And also, don’t get overwhelmed by what to learn and what not to learn. Again, especially if you’re a designer first. Everything I’ve shared works. Just pick things up and dive in and learn. If you want to code professionally than you’ll have to take a deeper look at things but if you’re a designer just looking to code to pick up the skill, just get building. All the time you spend thinking about what you should and shouldn’t learn is better spent practicing. Trust me.

Just keep going and keep practicing. Your mind will continue to get better at wrapping its head around everything and you will continue to get better. You can learn pretty much everything you need to know about HTML & CSS in a week’s time, but it will take months of consistent practice for you to really understand it and get comfortable with it. It’s like how you can learn about all the features in Figma in just a few hours by watching someone else show you the ins and outs of the software, but it will take lots of practice in order for you to actually become capable with it and use it at a high level.

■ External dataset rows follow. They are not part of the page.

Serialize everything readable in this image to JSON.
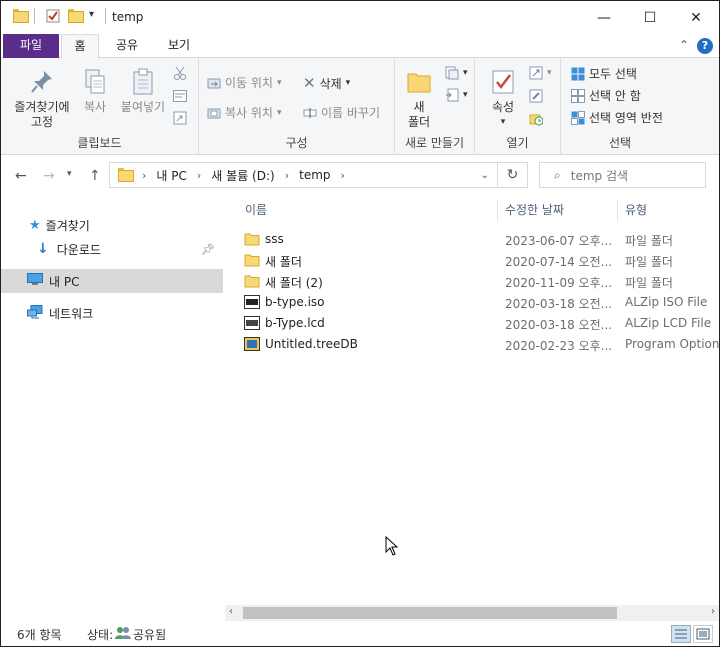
{
  "window": {
    "title": "temp",
    "minimize": "—",
    "maximize": "☐",
    "close": "✕"
  },
  "tabs": [
    {
      "label": "파일"
    },
    {
      "label": "홈"
    },
    {
      "label": "공유"
    },
    {
      "label": "보기"
    }
  ],
  "ribbon": {
    "clipboard": {
      "group_label": "클립보드",
      "pin_label_1": "즐겨찾기에",
      "pin_label_2": "고정",
      "copy_label": "복사",
      "paste_label": "붙여넣기"
    },
    "organize": {
      "group_label": "구성",
      "move_to": "이동 위치",
      "copy_to": "복사 위치",
      "delete": "삭제",
      "rename": "이름 바꾸기"
    },
    "new": {
      "group_label": "새로 만들기",
      "new_folder_1": "새",
      "new_folder_2": "폴더"
    },
    "open": {
      "group_label": "열기",
      "properties": "속성"
    },
    "select": {
      "group_label": "선택",
      "select_all": "모두 선택",
      "select_none": "선택 안 함",
      "invert": "선택 영역 반전"
    }
  },
  "address": {
    "crumbs": [
      "내 PC",
      "새 볼륨 (D:)",
      "temp"
    ],
    "search_placeholder": "temp 검색"
  },
  "nav": {
    "items": [
      {
        "label": "즐겨찾기"
      },
      {
        "label": "다운로드"
      },
      {
        "label": "내 PC"
      },
      {
        "label": "네트워크"
      }
    ]
  },
  "columns": {
    "name": "이름",
    "modified": "수정한 날짜",
    "type": "유형"
  },
  "files": [
    {
      "name": "sss",
      "modified": "2023-06-07 오후...",
      "type": "파일 폴더",
      "icon": "folder-icon"
    },
    {
      "name": "새 폴더",
      "modified": "2020-07-14 오전...",
      "type": "파일 폴더",
      "icon": "folder-icon"
    },
    {
      "name": "새 폴더 (2)",
      "modified": "2020-11-09 오후...",
      "type": "파일 폴더",
      "icon": "folder-icon"
    },
    {
      "name": "b-type.iso",
      "modified": "2020-03-18 오전...",
      "type": "ALZip ISO File",
      "icon": "iso-file-icon"
    },
    {
      "name": "b-Type.lcd",
      "modified": "2020-03-18 오전...",
      "type": "ALZip LCD File",
      "icon": "lcd-file-icon"
    },
    {
      "name": "Untitled.treeDB",
      "modified": "2020-02-23 오후...",
      "type": "Program Options",
      "icon": "treedb-file-icon"
    }
  ],
  "status": {
    "count": "6개 항목",
    "state_label": "상태:",
    "state_value": "공유됨"
  }
}
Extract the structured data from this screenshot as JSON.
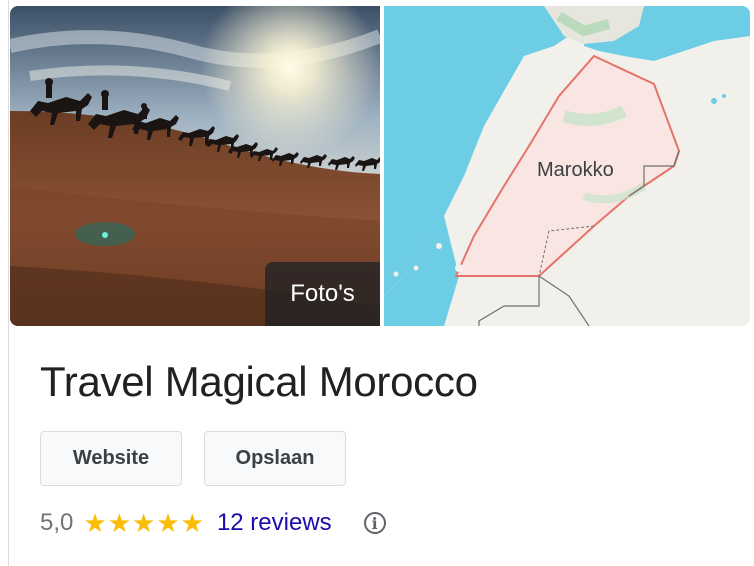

I hope all of this helps you to learn to code as a designer! This article was vague in order to speak to every designer considering learning to code no matter their schedule or other circumstances. But I’m working on a more step-by-step roadmap so if you’re interested, follow us on social media to keep up and you’ll know when it’s ready. Also, feel free to reach out if you want more personalized assistance and/or specific recommendations on educational resources like specific books, courses, articles, instructors, etc. You can also reach out with any other questions you may have. Best of luck on your journey!